I'm in a business where the acquisition of skills is paramount. A lot of my education therefore was spent learning how to do things, even if our aim was not in the technical production front, but in designing, like mine. From building my own light circuit complete with switch and light bulb out of loose wires and a bit of plywood, to a picture frame I would later paint and gift to my Mum, to sewing and drafting my own patterns, I spent countless hours in various shops learning the skills it takes to make theatre; skills that transfer awfully well to real life and non-theatre workplaces.
Through it all, sewing has been my favourite. It has given me the most opportunities, and the largest sense of self confidence. Above all, it has given me some awesome clothes.
My life as a seamstress (I guess?) began when I was 16. My parents and grandparents teamed up and bought me a sewing machine for Chanukah, the same machine I use today (and desperately need to take in for a tune-up. The 1 step button-holer has become "13 steps to Hulk-smashing". Maintenance is still a low point for me), a basic Janome I named Johnny 5. The first thing I ever sewed was a red satin and black lace purse for my best friend Caroline. I sewed the entire thing with no previous experience or knowledge whatsoever, and sewed with the pressure foot raised the whole time. I thought that this sewing thing was really, really hard, and I gave up on it for a few months. Had I read the instruction manual (another fault of mine), I would have known that the pressure foot is really integral, and that the machine would then feed the fabric through so you wouldn't have to. I was young, and stupid, and proud enough to give that P.O.S bag as a birthday present, and Caroline loved me enough to use it. It's a lovely and tragic thought. That thing was hideous.
I was prompted to pick back up the needle and thread a few months later, when I began to get more into Japanese street fashion, gothic and lolita in particular. I picked up some Japanese sewing magazines, and worked off their patterns for the next two years. I took Japanese classes so that I would be able to understand the patterns, and went on to make several garish and ill-fitting pieces. I am, shocking as it may be, not the ideal body type for Japanese drafted patterns. However, through this time, I learned what pattern pieces looked like, the order to put them together, and how to sew a straight line. That last one may sound silly, but straight lines are really all sewing boils down to. Through the purring of my sewing machine, I was able to explore my personal style in ways that had been barred from me previously, either through cost or sizing. The ability to make my own clothes was so freeing, and served as a real turning point for the way I saw fashion, personal style, and even my own career path. Every new garment was a learning opportunity, and even those that turned out badly served a greater purpose: sacrificial offerings to the gods of experience.

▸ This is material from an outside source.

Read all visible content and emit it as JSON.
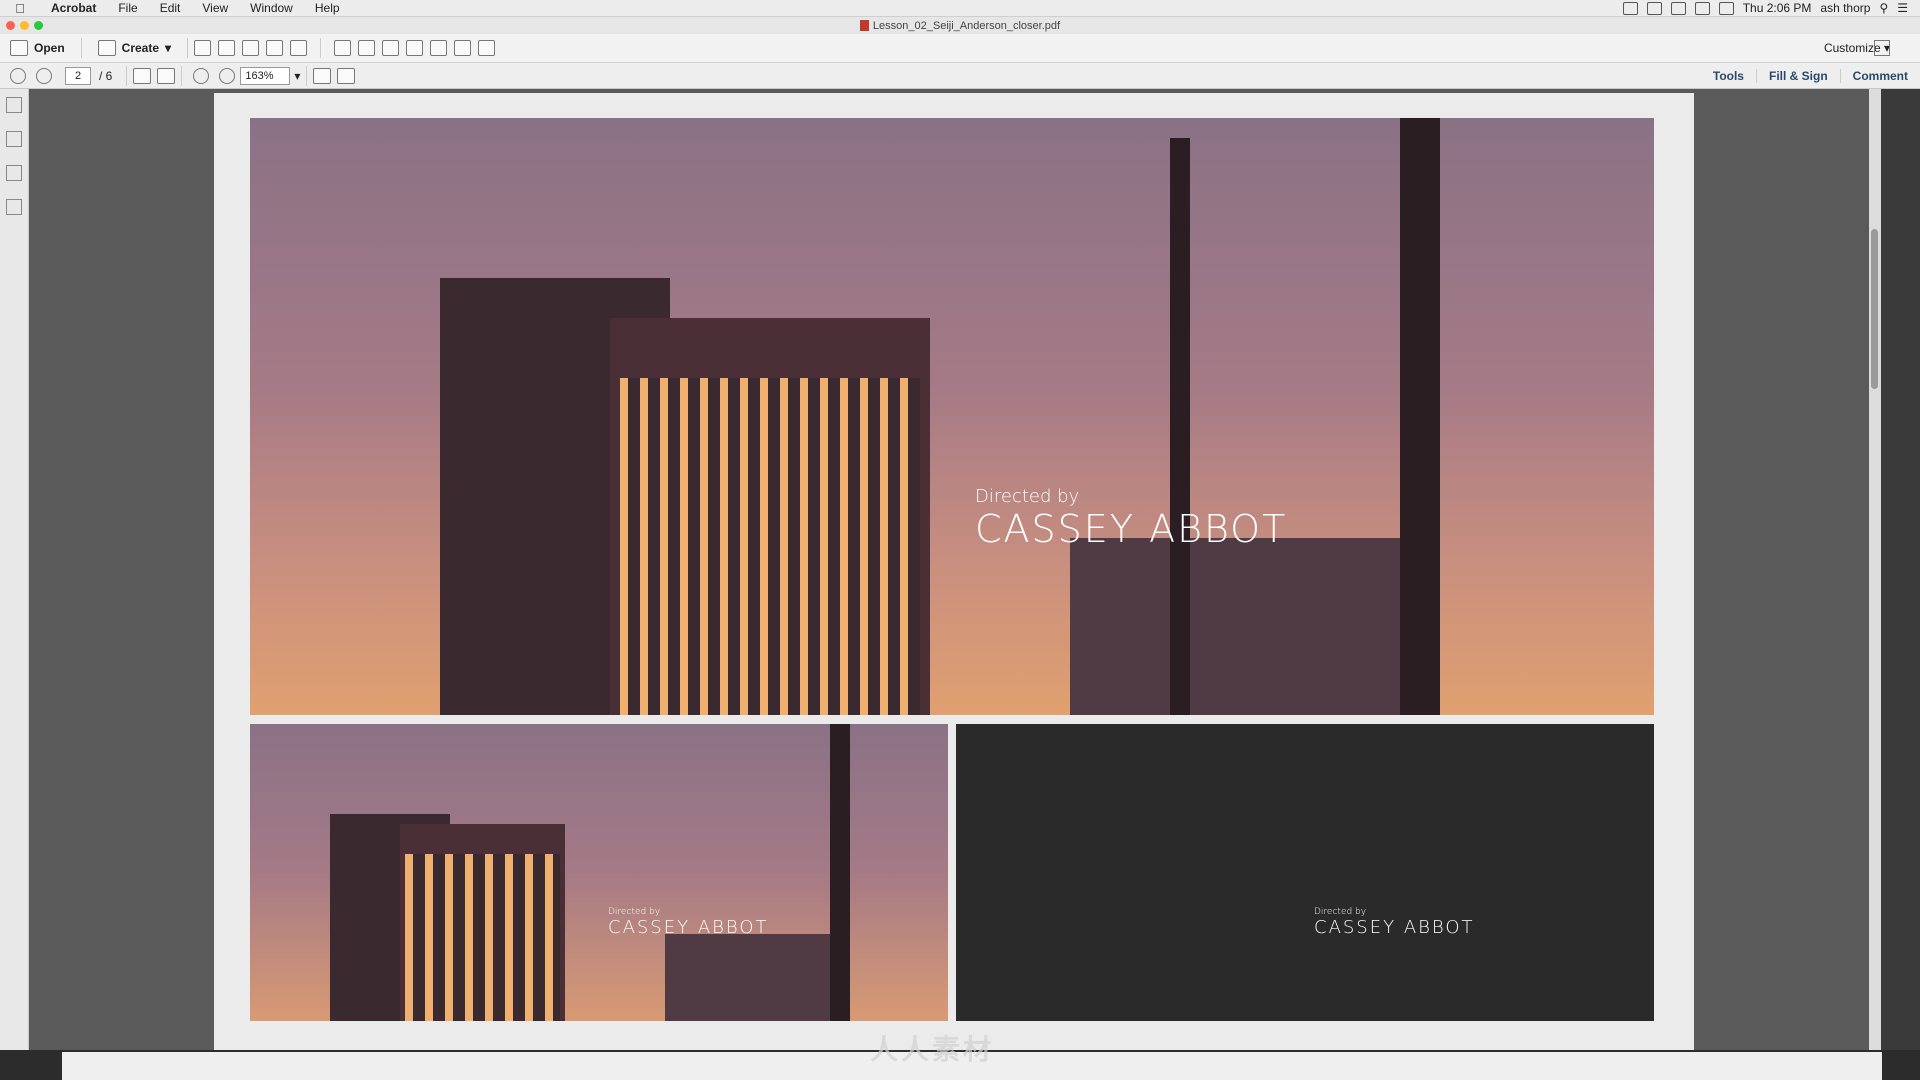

The most significant improvement of my skills took place over my 4 years at university. Through my costume construction classes, I learned about historical and modern couture construction techniques, and most importantly, how to draft my own patterns from measurements. Now, I am a person who quite enjoys math. Maybe not the really deep theoretical stuff, but I find practical math to be pretty cool in general. The idea of breaking down numbers into lines, in order to build 3D shapes, was just the biggest thrill for me. Pattern drafting continues to be one of the most fun of all mind-fucks I have ever experienced. This is an area in which the concept of sewing being all about straight lines really hits home for me: every curve on your body has to be translated into a straight line, in order to be sewn. Now, that isn't to say that it may LOOK like a straight line on paper, but there is some way of holding those pieces that will result in a straight line. Really, I have found this concept to be the most freeing when it comes to my sewing. I approach each new challenge fearlessly: it's all straight lines when you really break it down, so how hard could it really be? I mean, at least I don't have to sew it all by hand like folks used to!
That fearlessness is the most important thing I have learned through sewing. To look at complex problems and break them down until they seem perfectly reasonable. To approach everything with the understanding that while successful projects may be the most satisfying, the failed projects are arguably the most valuable. To understand that the limits of availability are only limits if you don't intend to create what you want in the world. To realize that you are capable of achieving most anything you want, and that what you do not know, you can learn.
And that, my friends, is the long rant behind why I tell everyone that sewing is the best thing I ever learned how to do.